Do you have a secret coffee storage hack of your own? List it in the comments below, we’d love to learn about it!

Click Here to Leave a Comment Below 11 comments
Jan - July 2, 2016

Are there any coffee cannisters that hold 2lbs of coffee beans?

Reply
Dean Blanchard - July 3, 2016

Great review! Wonderfully clear and straightforward. My taste buds may send you a dozen roses. Thank you!

Reply
Lisa Lehmann - July 17, 2016

Can you also comment on Prepara Evak Airtight container and the Oxo Good Grips Coffee Pop Container?

Thank you.

Reply
    Alex - August 5, 2016

    Hi Lisa,

    To be honest, both look like great options – they are airtight and they keep the beans dry.

    All things being equal, I still vote for the Planetary escape. Why?

    Minimalism. It does the job it’s intended to do and its cheap 🙂

    Reply
Adel - July 18, 2017

No the best coffee container is found in the birth place of coffee which is Ethiopia.

Reply
Eliza - July 23, 2017

I was interested in the Airscape until I realized the plastic lid will touch the beans. Even though it’s BPA free, I have read that the other chemicals that leach out of plastic are just as bad. So is there a vacuum canister that doesn’t touch plastic to the beans, or could you put a small ceramic plate on top of the beans so the plastic lid touches the plate instead of the beans?

Reply
    Sam Lawson - January 14, 2018

    You’re not melting or pouring hot water on the lid so the leaching you’re thinking of is not realistic. Physical chemistry (transfer of chemicals) doesn’t work that way. you’re fine with a plastic lid…

    Reply
Krist - August 7, 2017

What happens if you take one of these on a plane?
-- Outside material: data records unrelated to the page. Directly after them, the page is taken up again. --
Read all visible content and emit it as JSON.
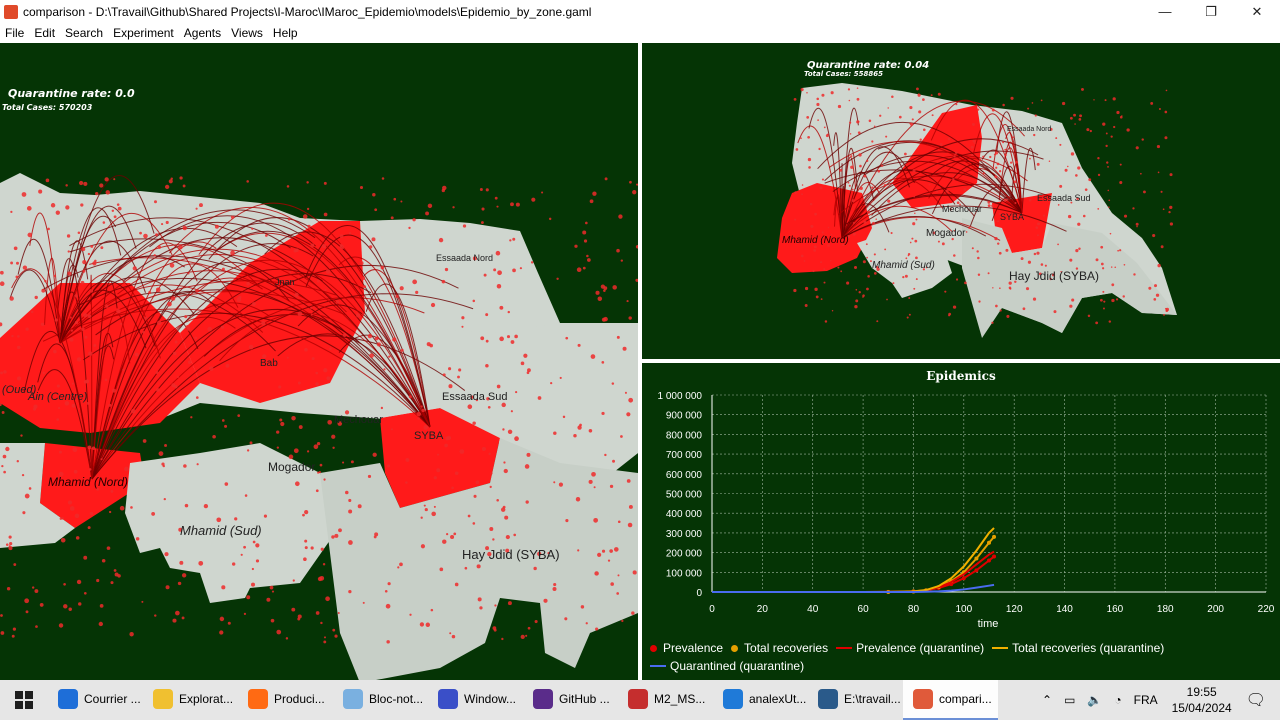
{
  "window": {
    "title": "comparison - D:\\Travail\\Github\\Shared Projects\\I-Maroc\\IMaroc_Epidemio\\models\\Epidemio_by_zone.gaml",
    "minimize": "—",
    "maximize": "❐",
    "close": "✕"
  },
  "menu": [
    "File",
    "Edit",
    "Search",
    "Experiment",
    "Agents",
    "Views",
    "Help"
  ],
  "view1": {
    "title": "Quarantine rate: 0.0",
    "total": "Total Cases: 570203",
    "labels": [
      "Mhamid (Nord)",
      "Mhamid (Sud)",
      "Mogador",
      "Hay Jdid (SYBA)",
      "SYBA",
      "Mechouar",
      "Essaada Sud",
      "Ain (Centre)",
      "Essaada Nord",
      "Jnan",
      "Bab",
      "(Oued)"
    ]
  },
  "view2": {
    "title": "Quarantine rate: 0.04",
    "total": "Total Cases: 558865",
    "labels": [
      "Mhamid (Nord)",
      "Mhamid (Sud)",
      "Mogador",
      "Hay Jdid (SYBA)",
      "SYBA",
      "Mechouar",
      "Essaada Sud",
      "Essaada Nord"
    ]
  },
  "chart_data": {
    "type": "line",
    "title": "Epidemics",
    "xlabel": "time",
    "ylabel": "",
    "xlim": [
      0,
      220
    ],
    "ylim": [
      0,
      1000000
    ],
    "xticks": [
      "0",
      "20",
      "40",
      "60",
      "80",
      "100",
      "120",
      "140",
      "160",
      "180",
      "200",
      "220"
    ],
    "yticks": [
      "0",
      "100 000",
      "200 000",
      "300 000",
      "400 000",
      "500 000",
      "600 000",
      "700 000",
      "800 000",
      "900 000",
      "1 000 000"
    ],
    "series": [
      {
        "name": "Prevalence",
        "style": "dot",
        "color": "#e00000",
        "x": [
          0,
          20,
          40,
          60,
          70,
          80,
          85,
          90,
          95,
          100,
          105,
          110,
          112
        ],
        "y": [
          0,
          0,
          0,
          0,
          500,
          3000,
          8000,
          20000,
          40000,
          70000,
          110000,
          160000,
          180000
        ]
      },
      {
        "name": "Total recoveries",
        "style": "dot",
        "color": "#e5a000",
        "x": [
          0,
          20,
          40,
          60,
          70,
          80,
          85,
          90,
          95,
          100,
          105,
          110,
          112
        ],
        "y": [
          0,
          0,
          0,
          0,
          300,
          2500,
          8000,
          25000,
          55000,
          100000,
          170000,
          250000,
          280000
        ]
      },
      {
        "name": "Prevalence (quarantine)",
        "style": "line",
        "color": "#e00000",
        "x": [
          0,
          20,
          40,
          60,
          70,
          80,
          85,
          90,
          95,
          100,
          105,
          110,
          112
        ],
        "y": [
          0,
          0,
          0,
          0,
          600,
          3500,
          9000,
          24000,
          50000,
          90000,
          140000,
          190000,
          205000
        ]
      },
      {
        "name": "Total recoveries (quarantine)",
        "style": "line",
        "color": "#f0b000",
        "x": [
          0,
          20,
          40,
          60,
          70,
          80,
          85,
          90,
          95,
          100,
          105,
          110,
          112
        ],
        "y": [
          0,
          0,
          0,
          0,
          400,
          3000,
          10000,
          30000,
          70000,
          130000,
          210000,
          300000,
          325000
        ]
      },
      {
        "name": "Quarantined (quarantine)",
        "style": "line",
        "color": "#4a6cf0",
        "x": [
          0,
          20,
          40,
          60,
          70,
          80,
          85,
          90,
          95,
          100,
          105,
          110,
          112
        ],
        "y": [
          0,
          0,
          0,
          0,
          0,
          300,
          1000,
          3000,
          7000,
          13000,
          22000,
          32000,
          36000
        ]
      }
    ],
    "grid": true,
    "legend": "bottom"
  },
  "taskbar": {
    "items": [
      {
        "label": "Courrier ...",
        "color": "#1e6ed8"
      },
      {
        "label": "Explorat...",
        "color": "#f0c030"
      },
      {
        "label": "Produci...",
        "color": "#ff6a13"
      },
      {
        "label": "Bloc-not...",
        "color": "#7ab0e0"
      },
      {
        "label": "Window...",
        "color": "#3a4fc8"
      },
      {
        "label": "GitHub ...",
        "color": "#5a2c8a"
      },
      {
        "label": "M2_MS...",
        "color": "#c52e2e"
      },
      {
        "label": "analexUt...",
        "color": "#1f7ad8"
      },
      {
        "label": "E:\\travail...",
        "color": "#2a5a8a"
      },
      {
        "label": "compari...",
        "color": "#e05a3a"
      }
    ],
    "lang": "FRA",
    "time": "19:55",
    "date": "15/04/2024"
  }
}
Will the low pressure be a problem? I am concerned that the one way valve that these containers have will vent out while up in the air (cabin pressure is lower than sea level) and upon returning to the ground the containers will be impossible to open…

Reply
Arnold Juelfs - January 30, 2018

It is best to use a seslamesl when freezing coffee bea s. That way you can portion pa k the amount you will use say for one or two days. Also Planetary Design offers many types and sizes of cannisters.

Reply
Beth - April 19, 2018

I’ll need to check out the Friis, I guess because that’s the one that stores the smallest amount of coffee. I’ve read no more coffee beans should be ground that would be used in a week — at most — and the smallest canister I see here holds 12 ounces.
Also…just FYI. When you say, “One of the tenants of perfecting coffee is to buy whole beans, store them properly and then grind them yourself right before you brew.,” please note that tenants are residents. (I don’t think any of us want any of those in our coffee! 🙂 ) The word you want is “tenet.” And, no, I’m not being anal or picky. Just adding to your knowledge of your language and helping you let others in on some of its little twists and turns. Thanks for a helpful article!

Reply

Leave a Reply: